=== Begin Enclosure ===

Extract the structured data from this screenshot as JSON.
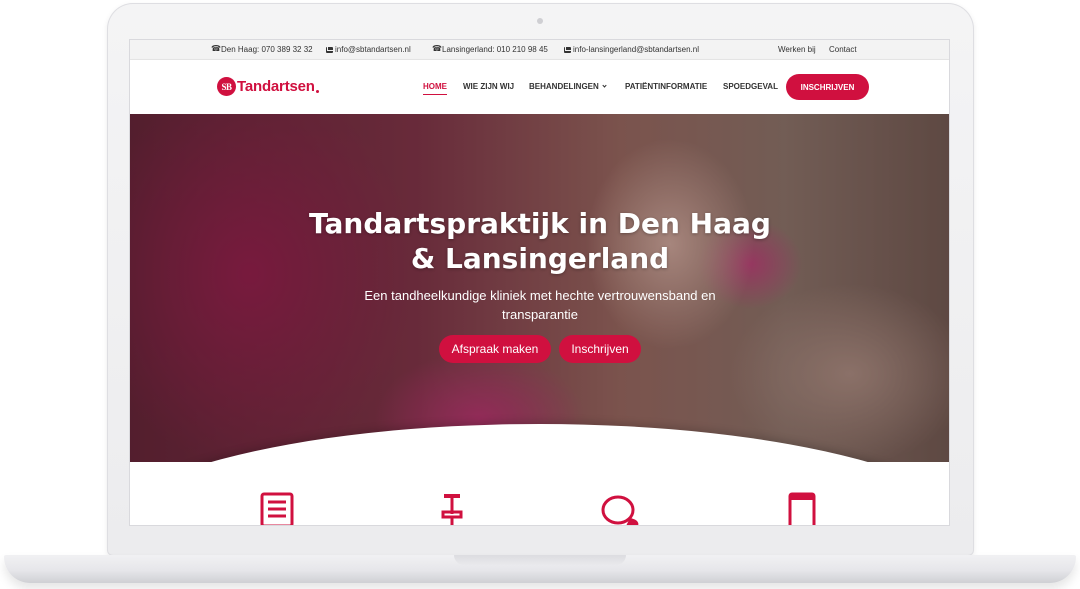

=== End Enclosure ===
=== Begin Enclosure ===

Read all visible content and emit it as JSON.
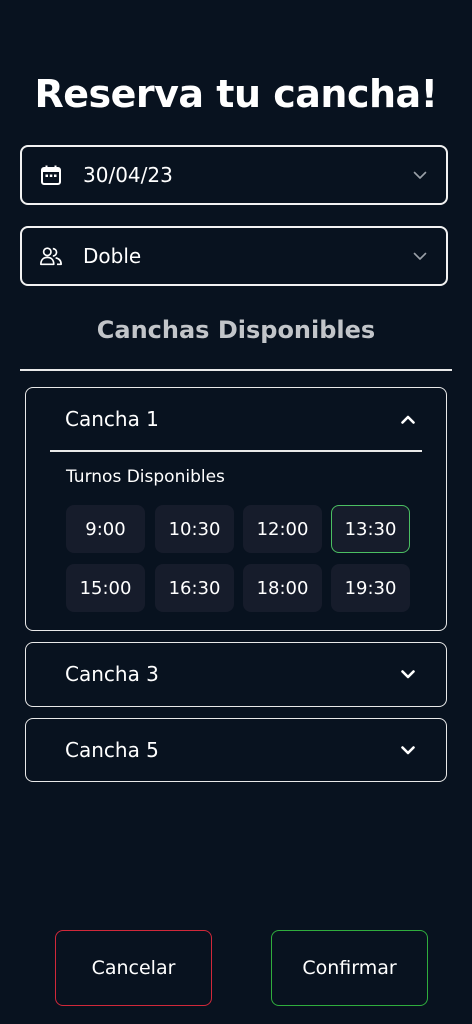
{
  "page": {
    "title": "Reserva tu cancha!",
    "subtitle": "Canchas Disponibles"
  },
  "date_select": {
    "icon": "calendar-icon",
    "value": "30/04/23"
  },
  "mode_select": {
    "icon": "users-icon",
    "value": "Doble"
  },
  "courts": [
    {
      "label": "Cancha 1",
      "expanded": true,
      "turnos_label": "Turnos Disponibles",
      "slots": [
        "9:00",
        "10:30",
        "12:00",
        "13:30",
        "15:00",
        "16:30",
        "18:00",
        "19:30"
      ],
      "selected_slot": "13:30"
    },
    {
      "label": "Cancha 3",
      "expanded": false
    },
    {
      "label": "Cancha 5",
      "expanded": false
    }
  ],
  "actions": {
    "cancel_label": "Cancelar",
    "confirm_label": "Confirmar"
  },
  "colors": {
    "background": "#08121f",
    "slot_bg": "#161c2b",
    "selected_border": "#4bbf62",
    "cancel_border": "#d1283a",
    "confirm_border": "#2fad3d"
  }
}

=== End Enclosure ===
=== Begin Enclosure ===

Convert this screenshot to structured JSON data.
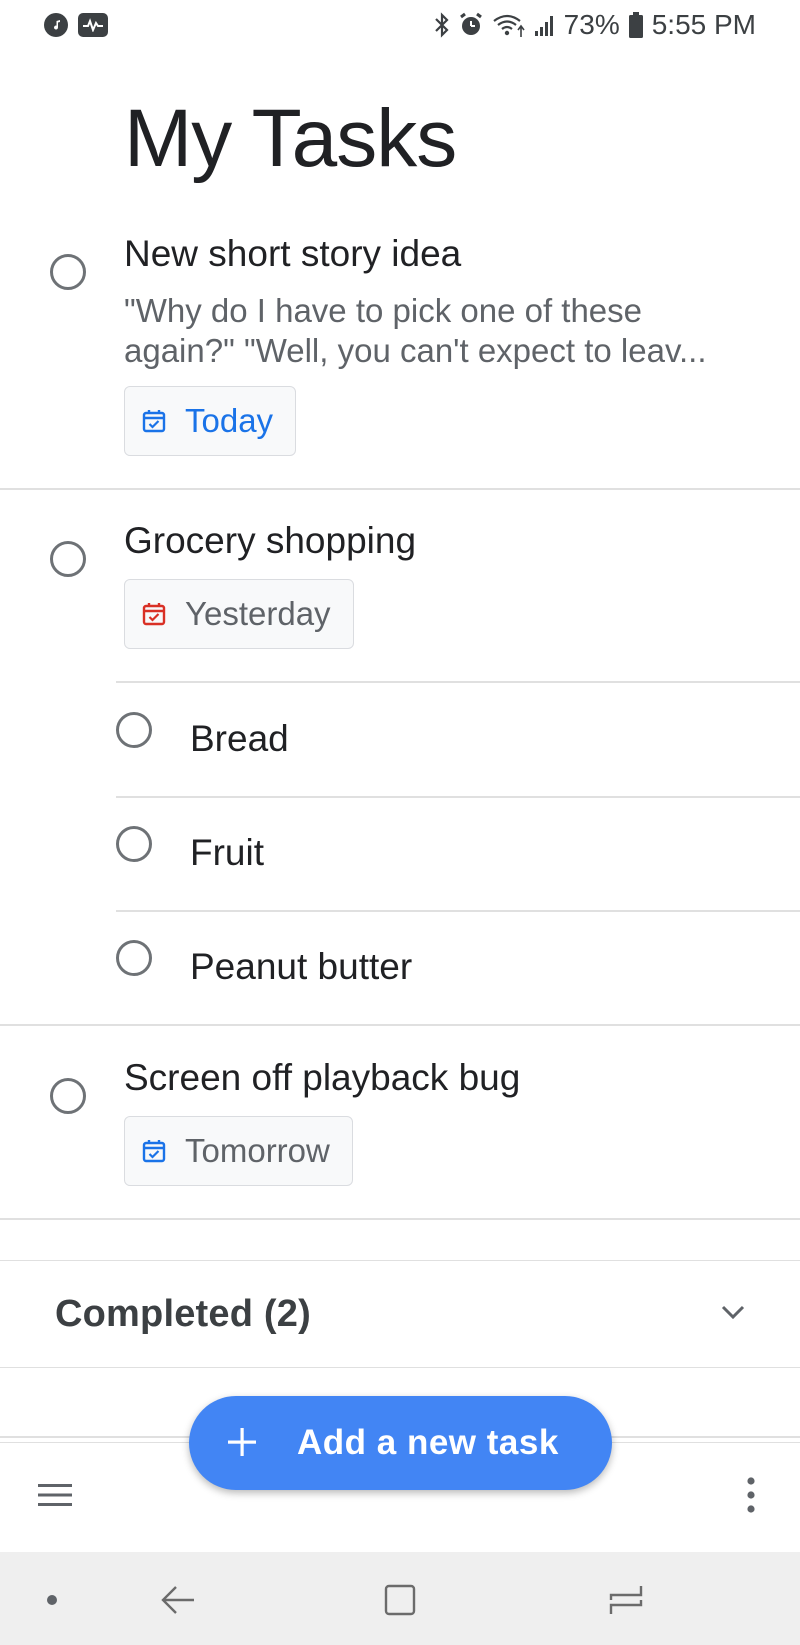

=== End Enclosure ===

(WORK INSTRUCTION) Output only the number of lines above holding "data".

(PROBLEM SOLUTION) 2